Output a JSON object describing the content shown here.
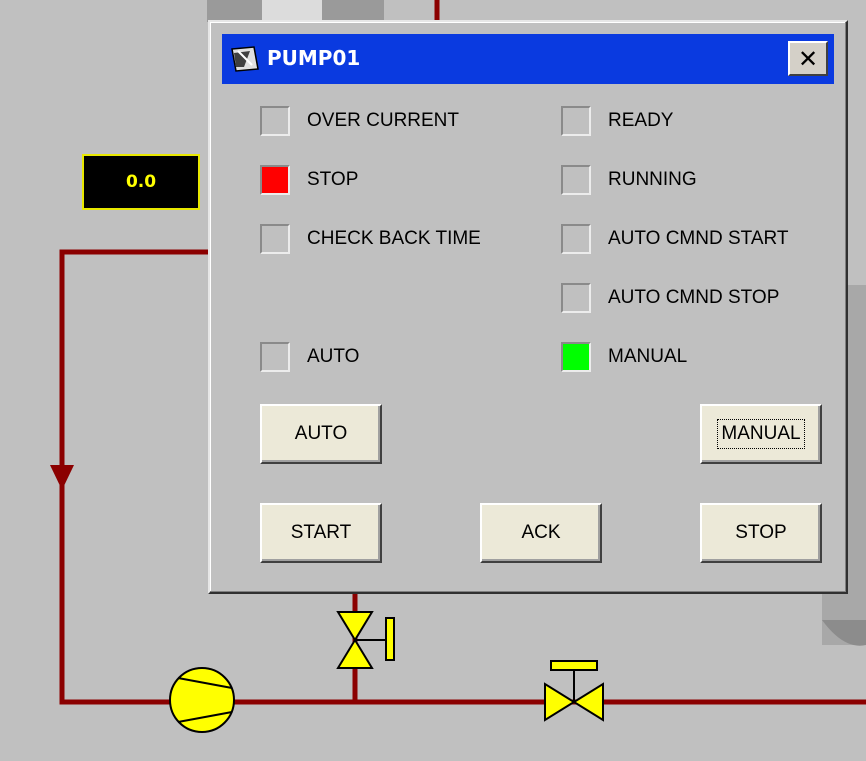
{
  "background": {
    "value_display": "0.0",
    "pipe_color": "#8b0000",
    "equipment_color": "#ffff00"
  },
  "window": {
    "title": "PUMP01",
    "close_label": "✕",
    "titlebar_color": "#0a3ae0"
  },
  "indicators": {
    "over_current": {
      "label": "OVER CURRENT",
      "state": "off"
    },
    "ready": {
      "label": "READY",
      "state": "off"
    },
    "stop": {
      "label": "STOP",
      "state": "on",
      "color": "#ff0000"
    },
    "running": {
      "label": "RUNNING",
      "state": "off"
    },
    "check_back_time": {
      "label": "CHECK BACK TIME",
      "state": "off"
    },
    "auto_cmnd_start": {
      "label": "AUTO CMND START",
      "state": "off"
    },
    "auto_cmnd_stop": {
      "label": "AUTO CMND STOP",
      "state": "off"
    },
    "auto": {
      "label": "AUTO",
      "state": "off"
    },
    "manual": {
      "label": "MANUAL",
      "state": "on",
      "color": "#00ff00"
    }
  },
  "buttons": {
    "auto": "AUTO",
    "manual": "MANUAL",
    "start": "START",
    "ack": "ACK",
    "stop": "STOP"
  }
}
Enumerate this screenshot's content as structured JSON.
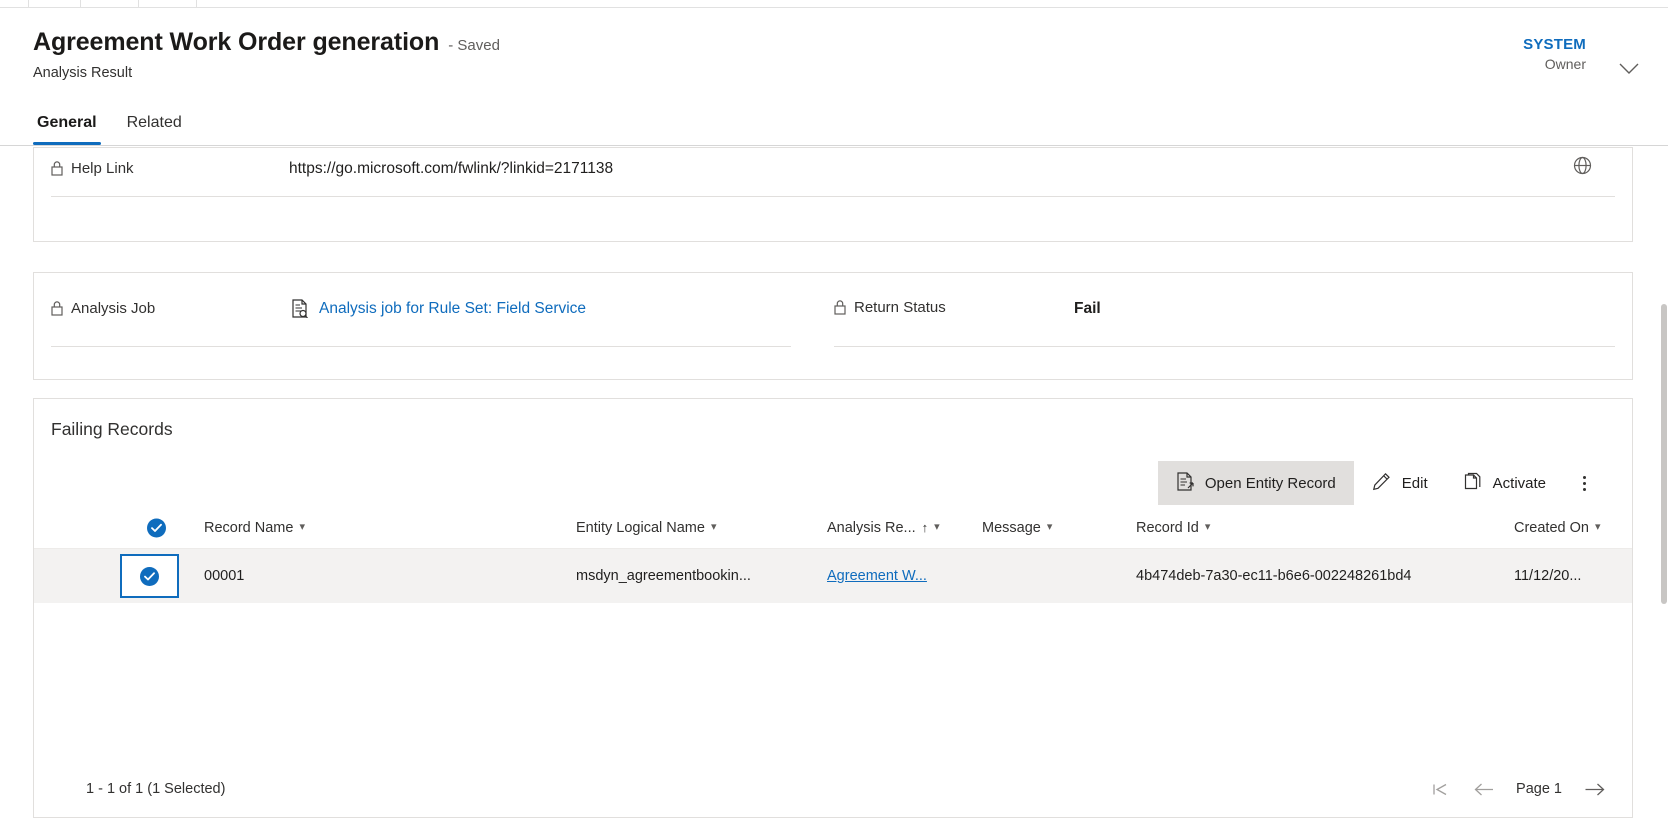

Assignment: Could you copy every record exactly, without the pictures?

Answer to this problem:
Output a JSON object describing the content shown here.
{
  "background": {
    "value_display": "0.0",
    "pipe_color": "#8b0000",
    "equipment_color": "#ffff00"
  },
  "window": {
    "title": "PUMP01",
    "close_label": "✕",
    "titlebar_color": "#0a3ae0"
  },
  "indicators": {
    "over_current": {
      "label": "OVER CURRENT",
      "state": "off"
    },
    "ready": {
      "label": "READY",
      "state": "off"
    },
    "stop": {
      "label": "STOP",
      "state": "on",
      "color": "#ff0000"
    },
    "running": {
      "label": "RUNNING",
      "state": "off"
    },
    "check_back_time": {
      "label": "CHECK BACK TIME",
      "state": "off"
    },
    "auto_cmnd_start": {
      "label": "AUTO CMND START",
      "state": "off"
    },
    "auto_cmnd_stop": {
      "label": "AUTO CMND STOP",
      "state": "off"
    },
    "auto": {
      "label": "AUTO",
      "state": "off"
    },
    "manual": {
      "label": "MANUAL",
      "state": "on",
      "color": "#00ff00"
    }
  },
  "buttons": {
    "auto": "AUTO",
    "manual": "MANUAL",
    "start": "START",
    "ack": "ACK",
    "stop": "STOP"
  }
}
Enumerate this screenshot's content as structured JSON.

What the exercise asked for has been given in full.